It’s been estimated that by 2020, nearly 50% of all work in the US will be done by “SuperTemps”, contractors, freelancers and solopreneurs… and it’s entirely possible that today’s young professionals will hold 20-25 jobs throughout their careers. There are definite advantages to foregoing the climbing of the corporate career ladder and making it on your own… you’re your own boss, your work hours are more flexible and you can take on or reject projects as you want. However, the road isn’t paved smooth and the way to success isn’t always certain. Check out this infographic from GraphicDesignDegreeHub.com, and learn
Some people are the “life of the party” – they love the spotlight and almost constant social interaction. But others prefer to be a bit more… selective… in their sociability. You know who you are – you’re introverts. I count myself among your numbers.
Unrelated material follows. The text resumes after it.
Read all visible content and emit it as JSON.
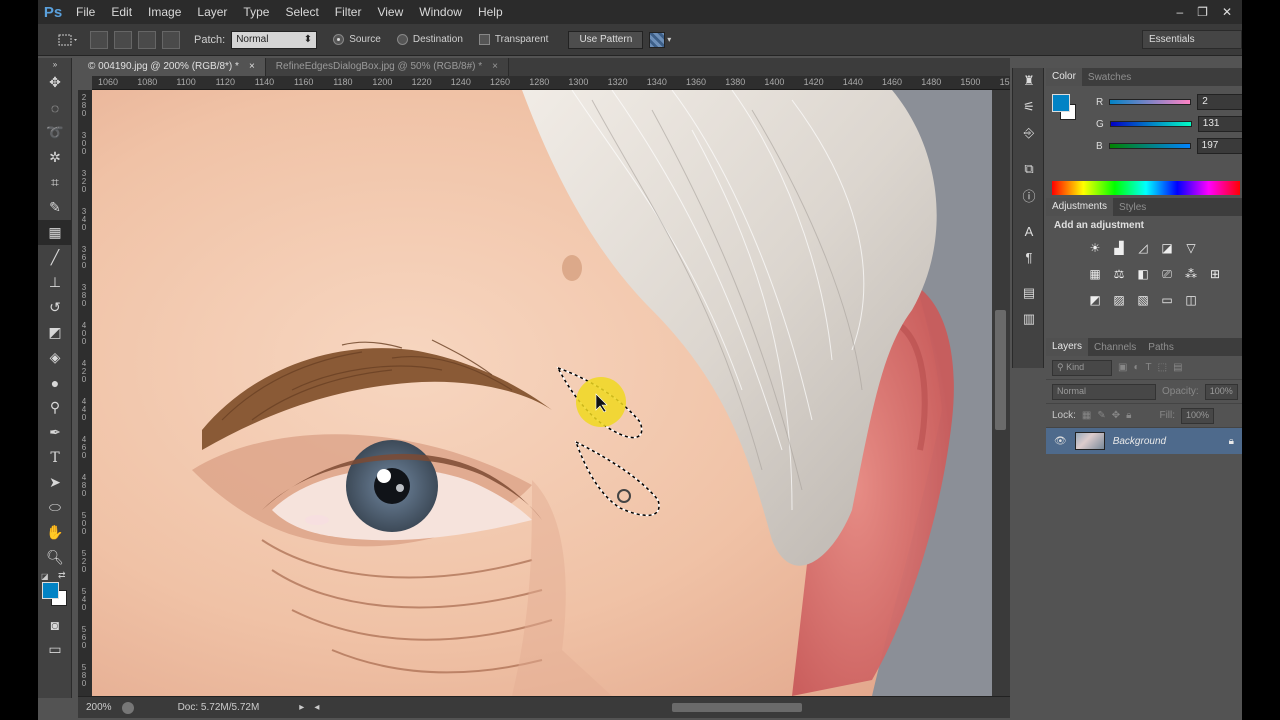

In the professional world however, and for the sake of our careers, sometimes we must break out of our shells – boldy go where, to be honest, we don’t really want to go. Networking is one such place…
It’s never too early for future leaders – even if they’re still in high school – to start thinking about their career paths.
LinkedIn has now made this much easier by lowering its minimum user age to 14. Before you jump in, however here are some steps to take in order to make the most of your LinkedIn presence…
Long gone are the days of the “company man” who worked for the same company for an entire career. Today’s young professionals are increasingly mobile, staying at a job for a far shorter period than generations past: 2.6 years according to a recent survey.
Combine that with a prediction that by 2020, nearly 50% of all work will be done by SuperTemps, contractors, freelancers and solopreneurs… and it’s entirely possible that today’s young professionals will hold 20-25 jobs throughout their careers…
In school we’re told a high GPA determines our eventual success. In college, we fret over both our GPA and the choosing the “right” major.
Then we graduate and we find a GPA means exactly nothing on the job. And our major… well unless it’s something specific like engineering, law or medical… majors are essentially interchangeable.
So, if it isn’t how we’ve been measured since first grade, what exactly differentiates us from our career competition?